Work order: Copy out the entries that follow exactly, leaving every picture behind.

Stored dataset items
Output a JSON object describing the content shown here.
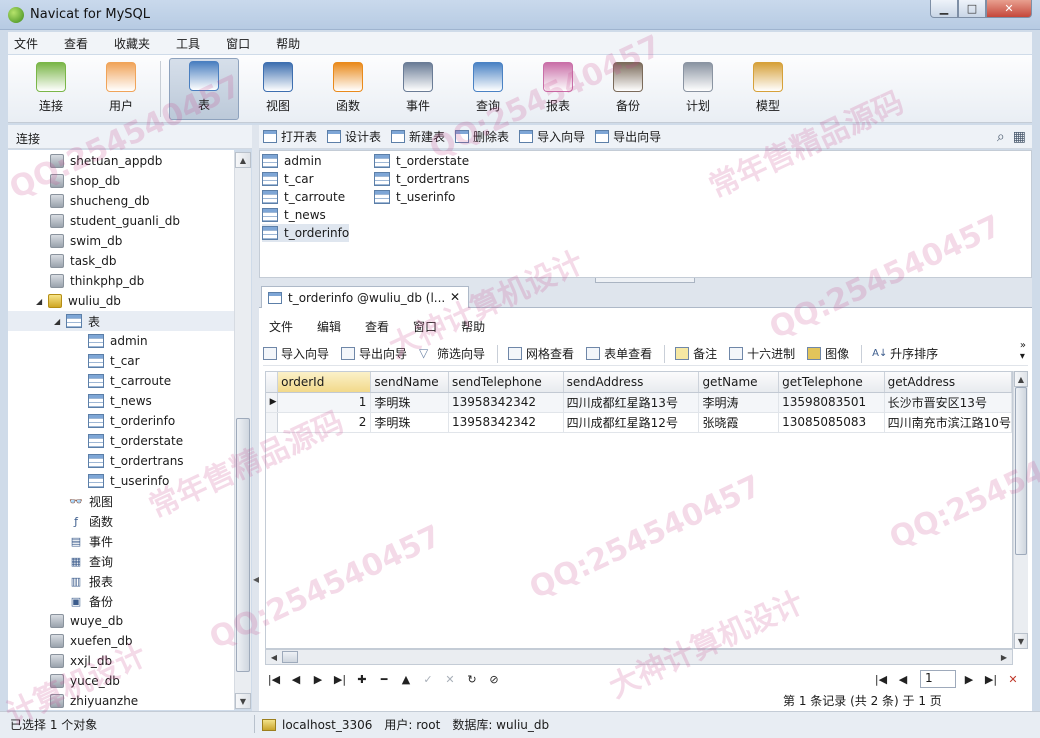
{
  "window": {
    "title": "Navicat for MySQL"
  },
  "menu": [
    "文件",
    "查看",
    "收藏夹",
    "工具",
    "窗口",
    "帮助"
  ],
  "toolbar": [
    {
      "label": "连接",
      "icon": "connection-icon",
      "color": "#7ab648"
    },
    {
      "label": "用户",
      "icon": "user-icon",
      "color": "#f0a45a"
    },
    {
      "label": "表",
      "icon": "table-icon",
      "color": "#4a7fc0",
      "active": true
    },
    {
      "label": "视图",
      "icon": "view-icon",
      "color": "#3e6fb0"
    },
    {
      "label": "函数",
      "icon": "function-icon",
      "color": "#e98a1c"
    },
    {
      "label": "事件",
      "icon": "event-icon",
      "color": "#6a7c96"
    },
    {
      "label": "查询",
      "icon": "query-icon",
      "color": "#4a82c4"
    },
    {
      "label": "报表",
      "icon": "report-icon",
      "color": "#c96fa8"
    },
    {
      "label": "备份",
      "icon": "backup-icon",
      "color": "#7b6b5b"
    },
    {
      "label": "计划",
      "icon": "schedule-icon",
      "color": "#8a94a2"
    },
    {
      "label": "模型",
      "icon": "model-icon",
      "color": "#d6a13a"
    }
  ],
  "left": {
    "header": "连接",
    "databases_before": [
      "shetuan_appdb",
      "shop_db",
      "shucheng_db",
      "student_guanli_db",
      "swim_db",
      "task_db",
      "thinkphp_db"
    ],
    "open_db": "wuliu_db",
    "tables_label": "表",
    "tables": [
      "admin",
      "t_car",
      "t_carroute",
      "t_news",
      "t_orderinfo",
      "t_orderstate",
      "t_ordertrans",
      "t_userinfo"
    ],
    "objects": [
      "视图",
      "函数",
      "事件",
      "查询",
      "报表",
      "备份"
    ],
    "databases_after": [
      "wuye_db",
      "xuefen_db",
      "xxjl_db",
      "yuce_db",
      "zhiyuanzhe"
    ]
  },
  "object_toolbar": [
    "打开表",
    "设计表",
    "新建表",
    "删除表",
    "导入向导",
    "导出向导"
  ],
  "object_list": {
    "col1": [
      "admin",
      "t_car",
      "t_carroute",
      "t_news",
      "t_orderinfo"
    ],
    "col2": [
      "t_orderstate",
      "t_ordertrans",
      "t_userinfo"
    ]
  },
  "tab": {
    "label": "t_orderinfo @wuliu_db (l...",
    "close": "✕"
  },
  "doc_menu": [
    "文件",
    "编辑",
    "查看",
    "窗口",
    "帮助"
  ],
  "doc_tools": [
    "导入向导",
    "导出向导",
    "筛选向导",
    "网格查看",
    "表单查看",
    "备注",
    "十六进制",
    "图像",
    "升序排序"
  ],
  "grid": {
    "columns": [
      "orderId",
      "sendName",
      "sendTelephone",
      "sendAddress",
      "getName",
      "getTelephone",
      "getAddress"
    ],
    "rows": [
      [
        "1",
        "李明珠",
        "13958342342",
        "四川成都红星路13号",
        "李明涛",
        "13598083501",
        "长沙市晋安区13号"
      ],
      [
        "2",
        "李明珠",
        "13958342342",
        "四川成都红星路12号",
        "张晓霞",
        "13085085083",
        "四川南充市滨江路10号"
      ]
    ]
  },
  "nav": {
    "page": "1",
    "record_info": "第 1 条记录 (共 2 条) 于 1 页"
  },
  "status": {
    "selection": "已选择 1 个对象",
    "connection": "localhost_3306",
    "user": "用户: root",
    "database": "数据库: wuliu_db"
  },
  "watermark": {
    "qq": "QQ:254540457",
    "a": "大神计算机设计",
    "b": "常年售精品源码",
    "c": "计算机设计"
  }
}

Task response:
Output a JSON object describing the content shown here.
{
  "window": {
    "title": "Navicat for MySQL"
  },
  "menu": [
    "文件",
    "查看",
    "收藏夹",
    "工具",
    "窗口",
    "帮助"
  ],
  "toolbar": [
    {
      "label": "连接",
      "icon": "connection-icon",
      "color": "#7ab648"
    },
    {
      "label": "用户",
      "icon": "user-icon",
      "color": "#f0a45a"
    },
    {
      "label": "表",
      "icon": "table-icon",
      "color": "#4a7fc0",
      "active": true
    },
    {
      "label": "视图",
      "icon": "view-icon",
      "color": "#3e6fb0"
    },
    {
      "label": "函数",
      "icon": "function-icon",
      "color": "#e98a1c"
    },
    {
      "label": "事件",
      "icon": "event-icon",
      "color": "#6a7c96"
    },
    {
      "label": "查询",
      "icon": "query-icon",
      "color": "#4a82c4"
    },
    {
      "label": "报表",
      "icon": "report-icon",
      "color": "#c96fa8"
    },
    {
      "label": "备份",
      "icon": "backup-icon",
      "color": "#7b6b5b"
    },
    {
      "label": "计划",
      "icon": "schedule-icon",
      "color": "#8a94a2"
    },
    {
      "label": "模型",
      "icon": "model-icon",
      "color": "#d6a13a"
    }
  ],
  "left": {
    "header": "连接",
    "databases_before": [
      "shetuan_appdb",
      "shop_db",
      "shucheng_db",
      "student_guanli_db",
      "swim_db",
      "task_db",
      "thinkphp_db"
    ],
    "open_db": "wuliu_db",
    "tables_label": "表",
    "tables": [
      "admin",
      "t_car",
      "t_carroute",
      "t_news",
      "t_orderinfo",
      "t_orderstate",
      "t_ordertrans",
      "t_userinfo"
    ],
    "objects": [
      "视图",
      "函数",
      "事件",
      "查询",
      "报表",
      "备份"
    ],
    "databases_after": [
      "wuye_db",
      "xuefen_db",
      "xxjl_db",
      "yuce_db",
      "zhiyuanzhe"
    ]
  },
  "object_toolbar": [
    "打开表",
    "设计表",
    "新建表",
    "删除表",
    "导入向导",
    "导出向导"
  ],
  "object_list": {
    "col1": [
      "admin",
      "t_car",
      "t_carroute",
      "t_news",
      "t_orderinfo"
    ],
    "col2": [
      "t_orderstate",
      "t_ordertrans",
      "t_userinfo"
    ]
  },
  "tab": {
    "label": "t_orderinfo @wuliu_db (l...",
    "close": "✕"
  },
  "doc_menu": [
    "文件",
    "编辑",
    "查看",
    "窗口",
    "帮助"
  ],
  "doc_tools": [
    "导入向导",
    "导出向导",
    "筛选向导",
    "网格查看",
    "表单查看",
    "备注",
    "十六进制",
    "图像",
    "升序排序"
  ],
  "grid": {
    "columns": [
      "orderId",
      "sendName",
      "sendTelephone",
      "sendAddress",
      "getName",
      "getTelephone",
      "getAddress"
    ],
    "rows": [
      [
        "1",
        "李明珠",
        "13958342342",
        "四川成都红星路13号",
        "李明涛",
        "13598083501",
        "长沙市晋安区13号"
      ],
      [
        "2",
        "李明珠",
        "13958342342",
        "四川成都红星路12号",
        "张晓霞",
        "13085085083",
        "四川南充市滨江路10号"
      ]
    ]
  },
  "nav": {
    "page": "1",
    "record_info": "第 1 条记录 (共 2 条) 于 1 页"
  },
  "status": {
    "selection": "已选择 1 个对象",
    "connection": "localhost_3306",
    "user": "用户: root",
    "database": "数据库: wuliu_db"
  },
  "watermark": {
    "qq": "QQ:254540457",
    "a": "大神计算机设计",
    "b": "常年售精品源码",
    "c": "计算机设计"
  }
}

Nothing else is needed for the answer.